▸ **What the task asks**:
In the data below, which lines contain "your"? List them by copying each one.

(Element data from apps and pages)
== Segment start ==
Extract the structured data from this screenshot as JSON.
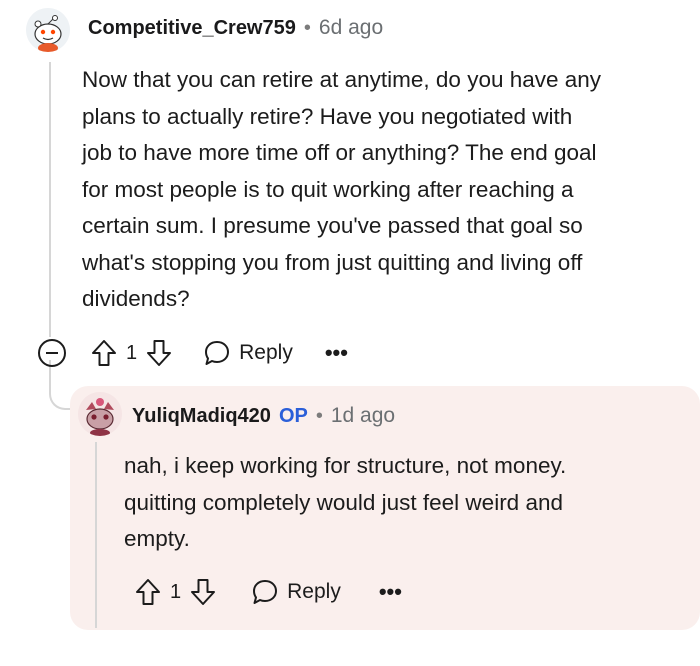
{
  "comment": {
    "username": "Competitive_Crew759",
    "time": "6d ago",
    "body_lines": [
      "Now that you can retire at anytime, do you have any",
      "plans to actually retire? Have you negotiated with",
      "job to have more time off or anything? The end goal",
      "for most people is to quit working after reaching a",
      "certain sum. I presume you've passed that goal so",
      "what's stopping you from just quitting and living off",
      "dividends?"
    ],
    "vote_count": "1",
    "reply_label": "Reply",
    "more_label": "•••"
  },
  "reply": {
    "username": "YuliqMadiq420",
    "op_badge": "OP",
    "time": "1d ago",
    "body_lines": [
      "nah, i keep working for structure, not money.",
      "quitting completely would just feel weird and",
      "empty."
    ],
    "vote_count": "1",
    "reply_label": "Reply",
    "more_label": "•••"
  },
  "colors": {
    "op_badge": "#2b5fd9",
    "reply_background": "#faefed",
    "thread_line": "#d6d6d6"
  },
  "icons": [
    "snoo-avatar-icon",
    "upvote-icon",
    "downvote-icon",
    "comment-bubble-icon",
    "collapse-icon",
    "more-options-icon"
  ]
}
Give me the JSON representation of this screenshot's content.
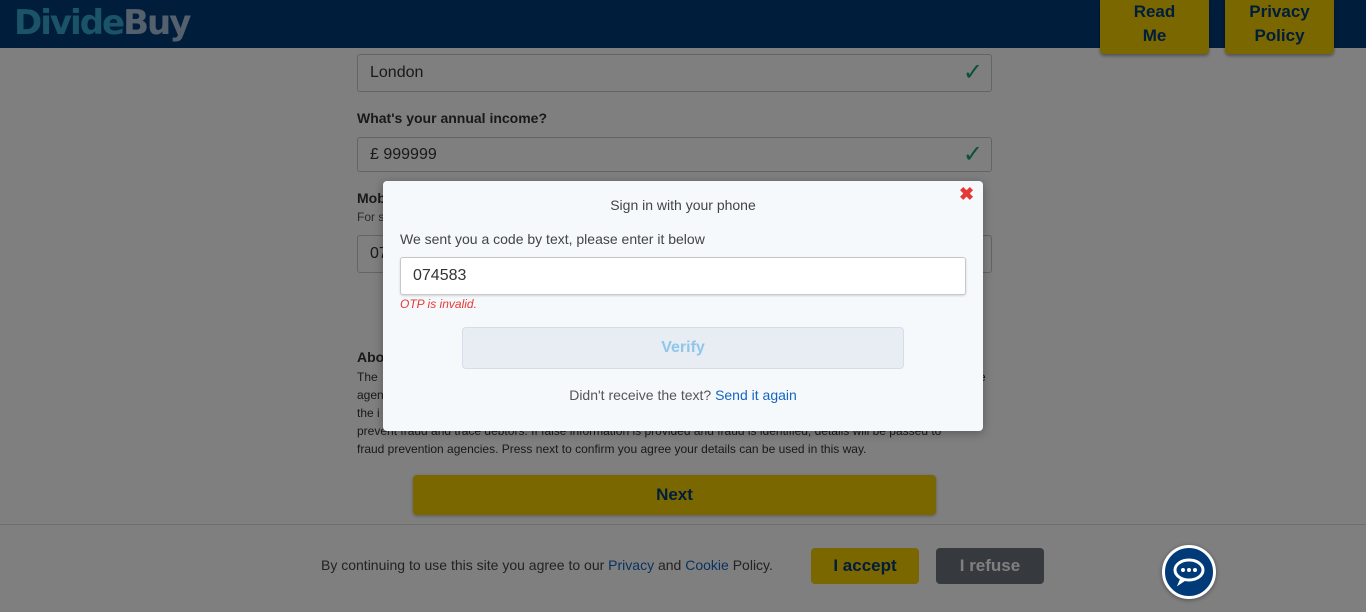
{
  "header": {
    "logo_part1": "Divide",
    "logo_part2": "Buy",
    "read_me_line1": "Read",
    "read_me_line2": "Me",
    "privacy_line1": "Privacy",
    "privacy_line2": "Policy"
  },
  "form": {
    "city_value": "London",
    "income_label": "What's your annual income?",
    "income_value": "£ 999999",
    "mobile_label_partial": "Mob",
    "mobile_sub_partial": "For s",
    "mobile_value_partial": "07",
    "about_label_partial": "Abo",
    "about_text_partial": [
      "The",
      "agen",
      "the i",
      "prevent fraud and trace debtors. If false information is provided and fraud is identified, details will be passed to",
      "fraud prevention agencies. Press next to confirm you agree your details can be used in this way."
    ],
    "about_text_right_partial": "e",
    "check_icon": "✓",
    "next_label": "Next"
  },
  "modal": {
    "title": "Sign in with your phone",
    "close_icon": "✖",
    "instruction": "We sent you a code by text, please enter it below",
    "otp_value": "074583",
    "error": "OTP is invalid.",
    "verify_label": "Verify",
    "resend_prefix": "Didn't receive the text?",
    "resend_link": "Send it again"
  },
  "cookie": {
    "text_prefix": "By continuing to use this site you agree to our",
    "privacy_link": "Privacy",
    "and": "and",
    "cookie_link": "Cookie",
    "text_suffix": "Policy.",
    "accept_label": "I accept",
    "refuse_label": "I refuse"
  },
  "colors": {
    "brand_navy": "#003a78",
    "brand_yellow": "#f5cf00",
    "error_red": "#e53935",
    "link_blue": "#1565c0"
  },
  "icons": [
    "check-icon",
    "close-icon",
    "chat-icon"
  ]
}
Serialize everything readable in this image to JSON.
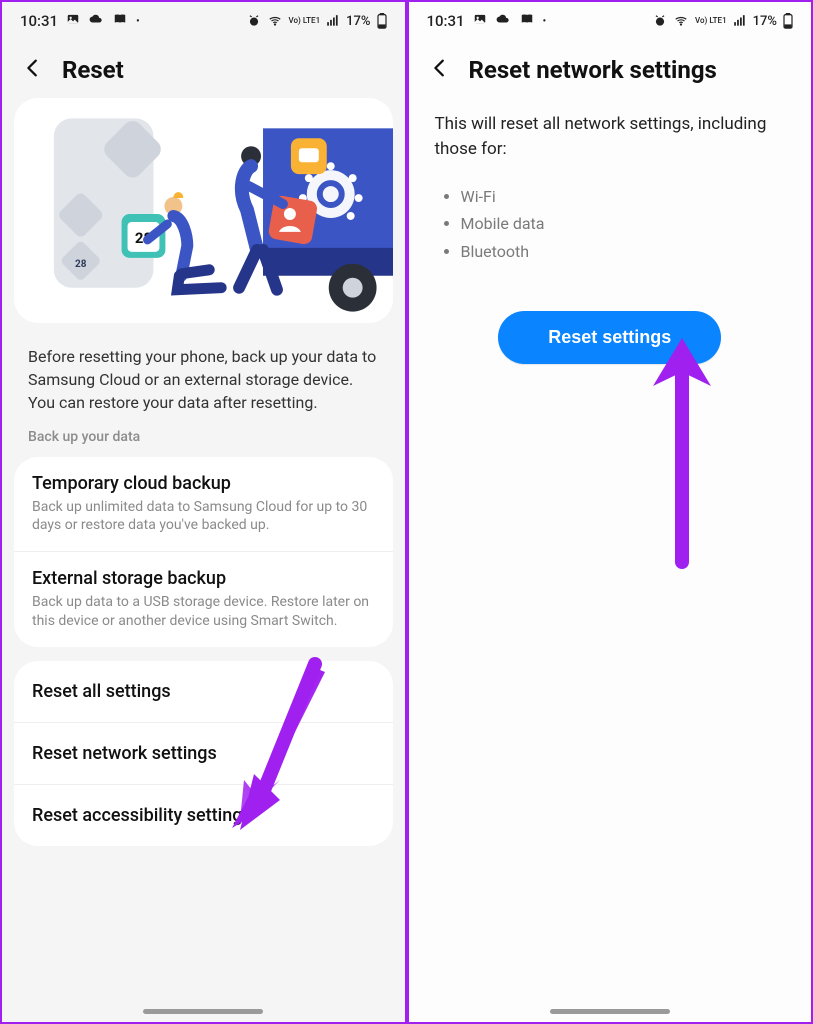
{
  "status": {
    "time": "10:31",
    "battery": "17%",
    "net_badge": "Vo) LTE1"
  },
  "left": {
    "title": "Reset",
    "desc": "Before resetting your phone, back up your data to Samsung Cloud or an external storage device. You can restore your data after resetting.",
    "backup_caption": "Back up your data",
    "backup": [
      {
        "title": "Temporary cloud backup",
        "sub": "Back up unlimited data to Samsung Cloud for up to 30 days or restore data you've backed up."
      },
      {
        "title": "External storage backup",
        "sub": "Back up data to a USB storage device. Restore later on this device or another device using Smart Switch."
      }
    ],
    "resets": [
      "Reset all settings",
      "Reset network settings",
      "Reset accessibility settings"
    ]
  },
  "right": {
    "title": "Reset network settings",
    "desc": "This will reset all network settings, including those for:",
    "bullets": [
      "Wi-Fi",
      "Mobile data",
      "Bluetooth"
    ],
    "btn": "Reset settings"
  },
  "illus": {
    "calendar_day": "28"
  }
}
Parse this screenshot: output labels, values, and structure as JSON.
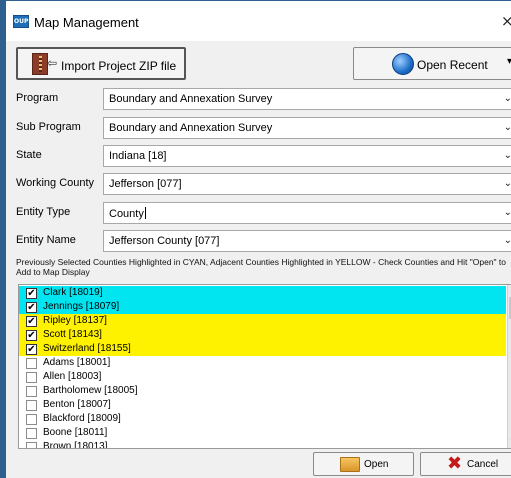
{
  "window": {
    "title": "Map Management",
    "app_icon_text": "OUPS",
    "close_glyph": "×"
  },
  "toolbar": {
    "import_label": "Import Project ZIP file",
    "import_arrow": "⇦",
    "open_recent_label": "Open Recent",
    "open_recent_caret": "▾"
  },
  "fields": [
    {
      "label": "Program",
      "value": "Boundary and Annexation Survey"
    },
    {
      "label": "Sub Program",
      "value": "Boundary and Annexation Survey"
    },
    {
      "label": "State",
      "value": "Indiana [18]"
    },
    {
      "label": "Working County",
      "value": "Jefferson [077]"
    },
    {
      "label": "Entity Type",
      "value": "County"
    },
    {
      "label": "Entity Name",
      "value": "Jefferson County [077]"
    }
  ],
  "dropdown_glyph": "⌄",
  "notice": "Previously Selected Counties Highlighted in CYAN, Adjacent Counties Highlighted in YELLOW - Check Counties and Hit \"Open\" to Add to Map Display",
  "counties": [
    {
      "name": "Clark [18019]",
      "checked": true,
      "highlight": "cyan"
    },
    {
      "name": "Jennings [18079]",
      "checked": true,
      "highlight": "cyan"
    },
    {
      "name": "Ripley [18137]",
      "checked": true,
      "highlight": "yellow"
    },
    {
      "name": "Scott [18143]",
      "checked": true,
      "highlight": "yellow"
    },
    {
      "name": "Switzerland [18155]",
      "checked": true,
      "highlight": "yellow"
    },
    {
      "name": "Adams [18001]",
      "checked": false,
      "highlight": "none"
    },
    {
      "name": "Allen [18003]",
      "checked": false,
      "highlight": "none"
    },
    {
      "name": "Bartholomew [18005]",
      "checked": false,
      "highlight": "none"
    },
    {
      "name": "Benton [18007]",
      "checked": false,
      "highlight": "none"
    },
    {
      "name": "Blackford [18009]",
      "checked": false,
      "highlight": "none"
    },
    {
      "name": "Boone [18011]",
      "checked": false,
      "highlight": "none"
    },
    {
      "name": "Brown [18013]",
      "checked": false,
      "highlight": "none"
    }
  ],
  "colors": {
    "cyan": "#00e5f0",
    "yellow": "#fff200",
    "title_border": "#2e5f8f"
  },
  "buttons": {
    "open_label": "Open",
    "cancel_label": "Cancel",
    "cancel_glyph": "✖"
  },
  "icons": {
    "import": "zip-file-icon",
    "open_recent": "globe-icon",
    "open": "folder-icon",
    "cancel": "red-x-icon"
  }
}
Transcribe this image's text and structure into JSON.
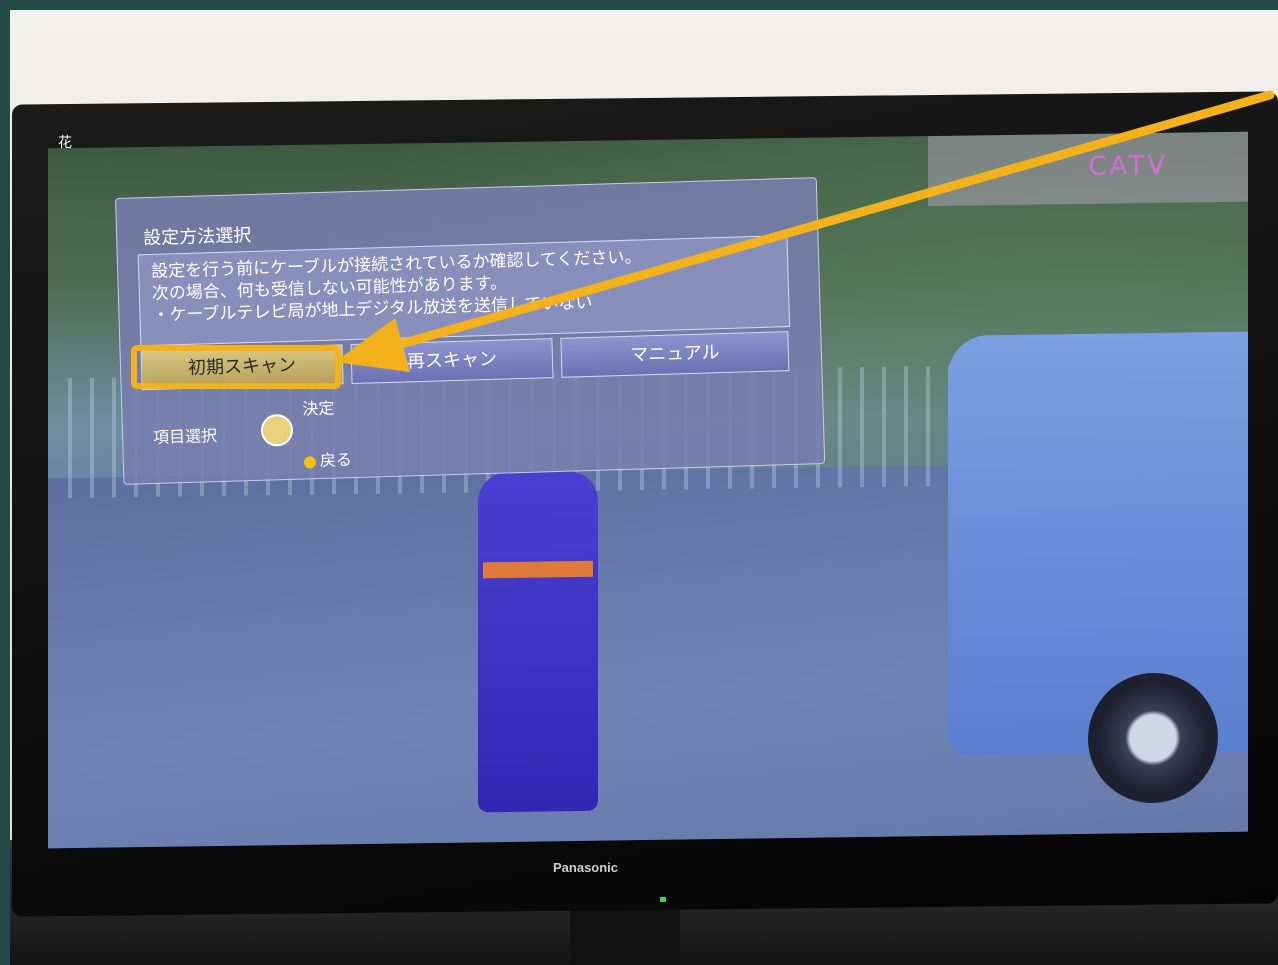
{
  "dialog": {
    "title": "設定方法選択",
    "message_line1": "設定を行う前にケーブルが接続されているか確認してください。",
    "message_line2": "次の場合、何も受信しない可能性があります。",
    "message_line3": "・ケーブルテレビ局が地上デジタル放送を送信していない",
    "buttons": [
      "初期スキャン",
      "再スキャン",
      "マニュアル"
    ],
    "selected_button": "初期スキャン",
    "legend_confirm": "決定",
    "legend_select": "項目選択",
    "legend_back": "戻る"
  },
  "screen": {
    "channel_label": "CATV",
    "left_text": "花"
  },
  "tv": {
    "brand": "Panasonic"
  },
  "annotation": {
    "highlight_color": "#f3b21b",
    "arrow_color": "#f3b21b"
  },
  "colors": {
    "dialog_bg": "#787daf",
    "selected_button": "#d9c785",
    "frame": "#234a48"
  }
}
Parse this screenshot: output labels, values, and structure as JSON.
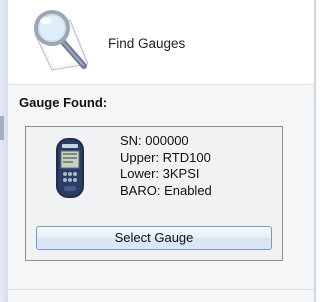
{
  "header": {
    "title": "Find Gauges",
    "icon": "magnifier-document-icon"
  },
  "section": {
    "label": "Gauge Found:"
  },
  "gauge": {
    "icon": "gauge-device-icon",
    "sn": "SN: 000000",
    "upper": "Upper: RTD100",
    "lower": "Lower: 3KPSI",
    "baro": "BARO: Enabled"
  },
  "actions": {
    "select_label": "Select Gauge"
  }
}
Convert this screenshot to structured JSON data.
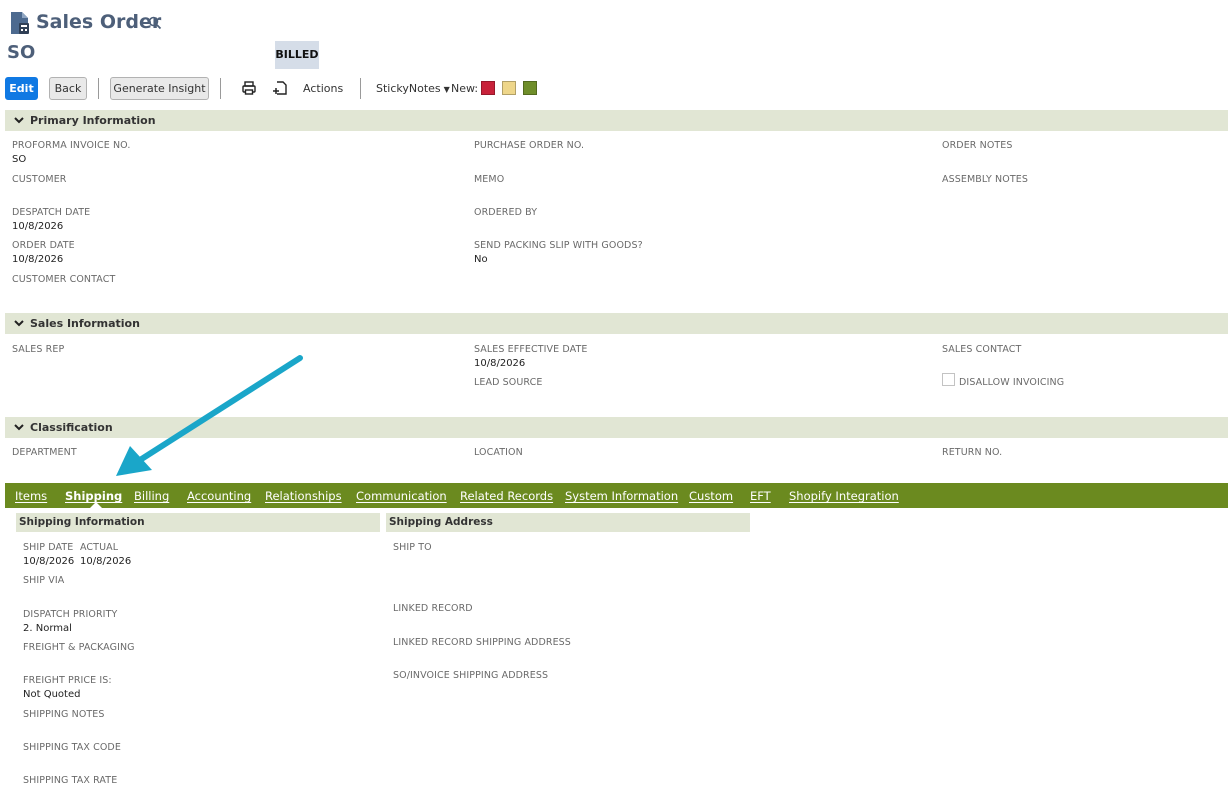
{
  "header": {
    "title": "Sales Order",
    "record_id": "SO",
    "status": "BILLED"
  },
  "toolbar": {
    "edit_label": "Edit",
    "back_label": "Back",
    "generate_label": "Generate Insight",
    "actions_label": "Actions",
    "stickynotes_label": "StickyNotes",
    "new_label": "New:",
    "note_colors": [
      "#c8223a",
      "#eed68a",
      "#6f8e2a"
    ]
  },
  "primary": {
    "title": "Primary Information",
    "proforma_label": "PROFORMA INVOICE NO.",
    "proforma_value": "SO",
    "customer_label": "CUSTOMER",
    "despatch_label": "DESPATCH DATE",
    "despatch_value": "10/8/2026",
    "order_date_label": "ORDER DATE",
    "order_date_value": "10/8/2026",
    "customer_contact_label": "CUSTOMER CONTACT",
    "po_label": "PURCHASE ORDER NO.",
    "memo_label": "MEMO",
    "ordered_by_label": "ORDERED BY",
    "send_packing_label": "SEND PACKING SLIP WITH GOODS?",
    "send_packing_value": "No",
    "order_notes_label": "ORDER NOTES",
    "assembly_notes_label": "ASSEMBLY NOTES"
  },
  "sales": {
    "title": "Sales Information",
    "sales_rep_label": "SALES REP",
    "effective_label": "SALES EFFECTIVE DATE",
    "effective_value": "10/8/2026",
    "lead_source_label": "LEAD SOURCE",
    "sales_contact_label": "SALES CONTACT",
    "disallow_label": "DISALLOW INVOICING"
  },
  "classification": {
    "title": "Classification",
    "department_label": "DEPARTMENT",
    "location_label": "LOCATION",
    "return_label": "RETURN NO."
  },
  "tabs": [
    {
      "label": "Items"
    },
    {
      "label": "Shipping"
    },
    {
      "label": "Billing"
    },
    {
      "label": "Accounting"
    },
    {
      "label": "Relationships"
    },
    {
      "label": "Communication"
    },
    {
      "label": "Related Records"
    },
    {
      "label": "System Information"
    },
    {
      "label": "Custom"
    },
    {
      "label": "EFT"
    },
    {
      "label": "Shopify Integration"
    }
  ],
  "shipping_info": {
    "title": "Shipping Information",
    "ship_date_label": "SHIP DATE",
    "ship_date_value": "10/8/2026",
    "actual_label": "ACTUAL",
    "actual_value": "10/8/2026",
    "ship_via_label": "SHIP VIA",
    "dispatch_priority_label": "DISPATCH PRIORITY",
    "dispatch_priority_value": "2. Normal",
    "freight_label": "FREIGHT & PACKAGING",
    "freight_price_label": "FREIGHT PRICE IS:",
    "freight_price_value": "Not Quoted",
    "shipping_notes_label": "SHIPPING NOTES",
    "shipping_tax_code_label": "SHIPPING TAX CODE",
    "shipping_tax_rate_label": "SHIPPING TAX RATE"
  },
  "shipping_address": {
    "title": "Shipping Address",
    "ship_to_label": "SHIP TO",
    "linked_record_label": "LINKED RECORD",
    "linked_shipping_label": "LINKED RECORD SHIPPING ADDRESS",
    "so_invoice_label": "SO/INVOICE SHIPPING ADDRESS"
  },
  "accent_color": "#6b8a1f"
}
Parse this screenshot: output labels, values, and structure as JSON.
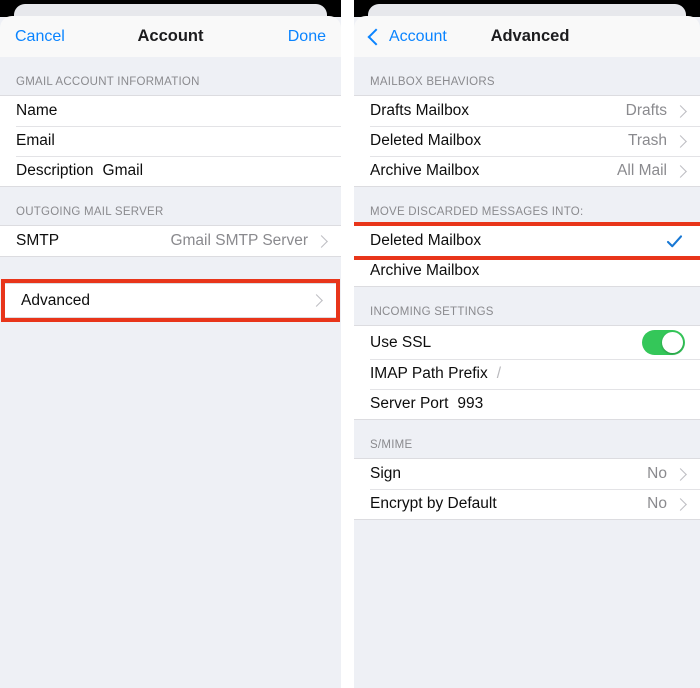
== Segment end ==
▸ **Solution below**:
    "income_label": "What's your annual income?",
      "fraud prevention agencies. Press next to confirm you agree your details can be used in this way."
    "title": "Sign in with your phone",
    "desc": "Before resetting your phone, back up your data to Samsung Cloud or an external storage device. You can restore your data after resetting.",
    "backup_caption": "Back up your data",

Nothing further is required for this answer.